Starbucks has long been a leader in digital-based customer experiences and loyalty – with a mobile agenda to continue that dominance for years to come. The coffee chain has been testing functionality related to pre-ordering and delivery for months, which is expected to bolster an already-impressive suite of mobile features that includes: payments, digital receipting and in-app rewards. And despite the strenuous app development efforts behind these features, Starbucks isn’t likely to begin offering the functionality to its customers until early 2015.
Compare Starbucks’ development timeline to that of mPOS provider Square, which seems to push out new products at the snap of finger. Quick service restaurants (QSRs) too appear capable of testing and deploying features like pre-ordering at a much faster rate than Starbucks. These more frequent mobile app releases are a treat for consumers but carry the risk of product and process failure after going live.
Defects and bugs within a mobile app are inevitable and, to an extent, ‘acceptable’ from a consumer standpoint (smartphone owners have become accustomed to timely app updates that include bug fixes). Less excusable is a process failure on the part of merchant when consumers choose to use their mobile device in stores but staff members fail to complete a transaction as seamlessly as they would through other channels – an experience that can deter customers from the mobile channel indefinitely.
As referenced in a March 2014 post, the mobile channel is surprisingly dependent on merchant staff and processes. For example, cashiers are often required to provide instructions to customers on when to scan a QR code for making a payment. In the scenario of mobile ordering, baristas must know exactly when a customer expects to pick up his or her order, in order to ensure that the beverage is fresh upon arrival.
Starbucks, unlike many other QSRs, understands the value in having well-defined mobile-oriented processes, starting with adequate training for employees and continuing with ongoing compliance with established SLAs. Where should customers expect to pick up their order upon arrival? What steps do customers take to complete a payment at the register? How long should they expect a delivery to take?
Minimizing poor mobile experiences starts with answering these very questions and ensuring that expectations are set with the customer. Starbucks is well-aware how quickly consumer trust in a mobile solution can be shattered with one bad experience – especially if that experience is one of the customer’s first with the mobile app.

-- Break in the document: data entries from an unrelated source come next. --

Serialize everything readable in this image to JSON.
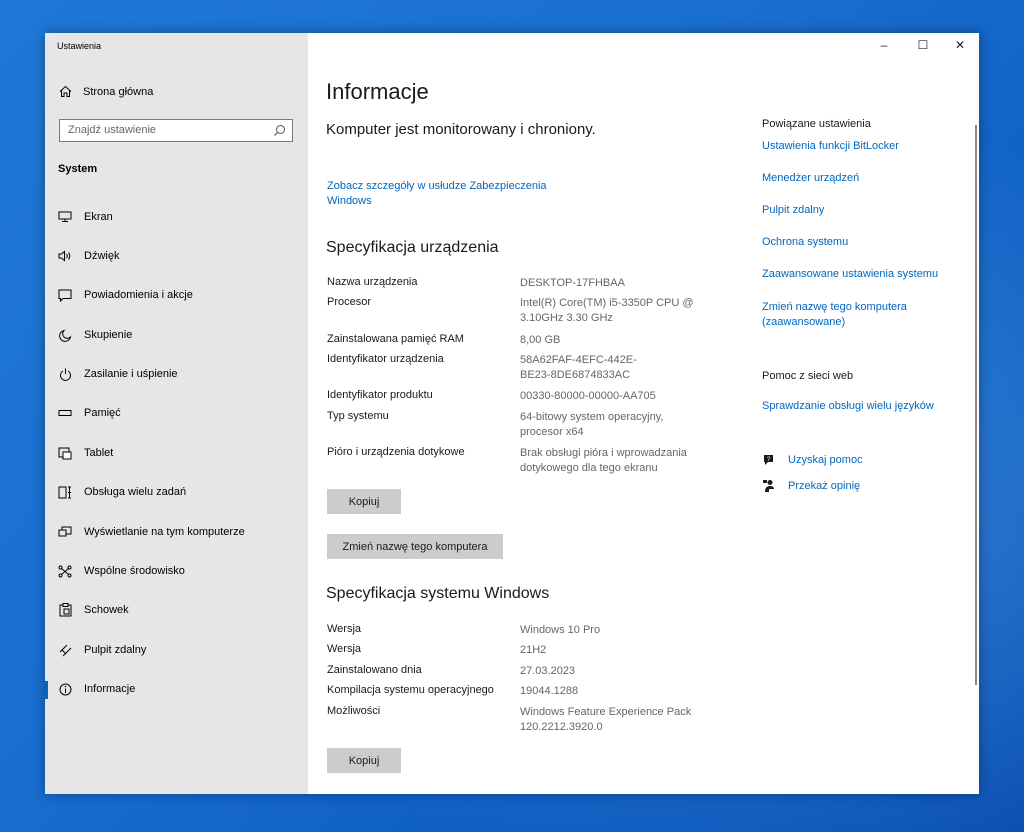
{
  "window": {
    "title": "Ustawienia",
    "controls": {
      "minimize": "–",
      "maximize": "☐",
      "close": "✕"
    }
  },
  "sidebar": {
    "home": "Strona główna",
    "search_placeholder": "Znajdź ustawienie",
    "section": "System",
    "items": [
      {
        "label": "Ekran",
        "icon": "monitor-icon"
      },
      {
        "label": "Dźwięk",
        "icon": "speaker-icon"
      },
      {
        "label": "Powiadomienia i akcje",
        "icon": "notification-icon"
      },
      {
        "label": "Skupienie",
        "icon": "moon-icon"
      },
      {
        "label": "Zasilanie i uśpienie",
        "icon": "power-icon"
      },
      {
        "label": "Pamięć",
        "icon": "storage-icon"
      },
      {
        "label": "Tablet",
        "icon": "tablet-icon"
      },
      {
        "label": "Obsługa wielu zadań",
        "icon": "multitasking-icon"
      },
      {
        "label": "Wyświetlanie na tym komputerze",
        "icon": "projecting-icon"
      },
      {
        "label": "Wspólne środowisko",
        "icon": "shared-icon"
      },
      {
        "label": "Schowek",
        "icon": "clipboard-icon"
      },
      {
        "label": "Pulpit zdalny",
        "icon": "remote-icon"
      },
      {
        "label": "Informacje",
        "icon": "info-icon",
        "active": true
      }
    ]
  },
  "main": {
    "title": "Informacje",
    "status": "Komputer jest monitorowany i chroniony.",
    "security_link": "Zobacz szczegóły w usłudze Zabezpieczenia Windows",
    "device_heading": "Specyfikacja urządzenia",
    "device_specs": [
      {
        "label": "Nazwa urządzenia",
        "value": "DESKTOP-17FHBAA"
      },
      {
        "label": "Procesor",
        "value": "Intel(R) Core(TM) i5-3350P CPU @ 3.10GHz   3.30 GHz"
      },
      {
        "label": "Zainstalowana pamięć RAM",
        "value": "8,00 GB"
      },
      {
        "label": "Identyfikator urządzenia",
        "value": "58A62FAF-4EFC-442E-BE23-8DE6874833AC"
      },
      {
        "label": "Identyfikator produktu",
        "value": "00330-80000-00000-AA705"
      },
      {
        "label": "Typ systemu",
        "value": "64-bitowy system operacyjny, procesor x64"
      },
      {
        "label": "Pióro i urządzenia dotykowe",
        "value": "Brak obsługi pióra i wprowadzania dotykowego dla tego ekranu"
      }
    ],
    "copy_button": "Kopiuj",
    "rename_button": "Zmień nazwę tego komputera",
    "windows_heading": "Specyfikacja systemu Windows",
    "windows_specs": [
      {
        "label": "Wersja",
        "value": "Windows 10 Pro"
      },
      {
        "label": "Wersja",
        "value": "21H2"
      },
      {
        "label": "Zainstalowano dnia",
        "value": "27.03.2023"
      },
      {
        "label": "Kompilacja systemu operacyjnego",
        "value": "19044.1288"
      },
      {
        "label": "Możliwości",
        "value": "Windows Feature Experience Pack 120.2212.3920.0"
      }
    ],
    "copy_button_2": "Kopiuj"
  },
  "related": {
    "title": "Powiązane ustawienia",
    "links": [
      "Ustawienia funkcji BitLocker",
      "Menedżer urządzeń",
      "Pulpit zdalny",
      "Ochrona systemu",
      "Zaawansowane ustawienia systemu",
      "Zmień nazwę tego komputera (zaawansowane)"
    ],
    "web_help_title": "Pomoc z sieci web",
    "web_help_link": "Sprawdzanie obsługi wielu języków",
    "get_help": "Uzyskaj pomoc",
    "feedback": "Przekaż opinię"
  }
}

On the other side of the coin, successful mobile experiences can build consumer trust in solutions and lead to a shift to the merchant’s mobile channel, which tends to be cheaper and more engaging than physical channels. Starbucks’ success is seen in their mobile app’s 16% share of total payments made in stores. Other merchants with emerging mobile platforms should follow Starbucks’ lead in establishing concrete in-store processes in order to turn existing customers into trusting and loyal users of their mobile apps.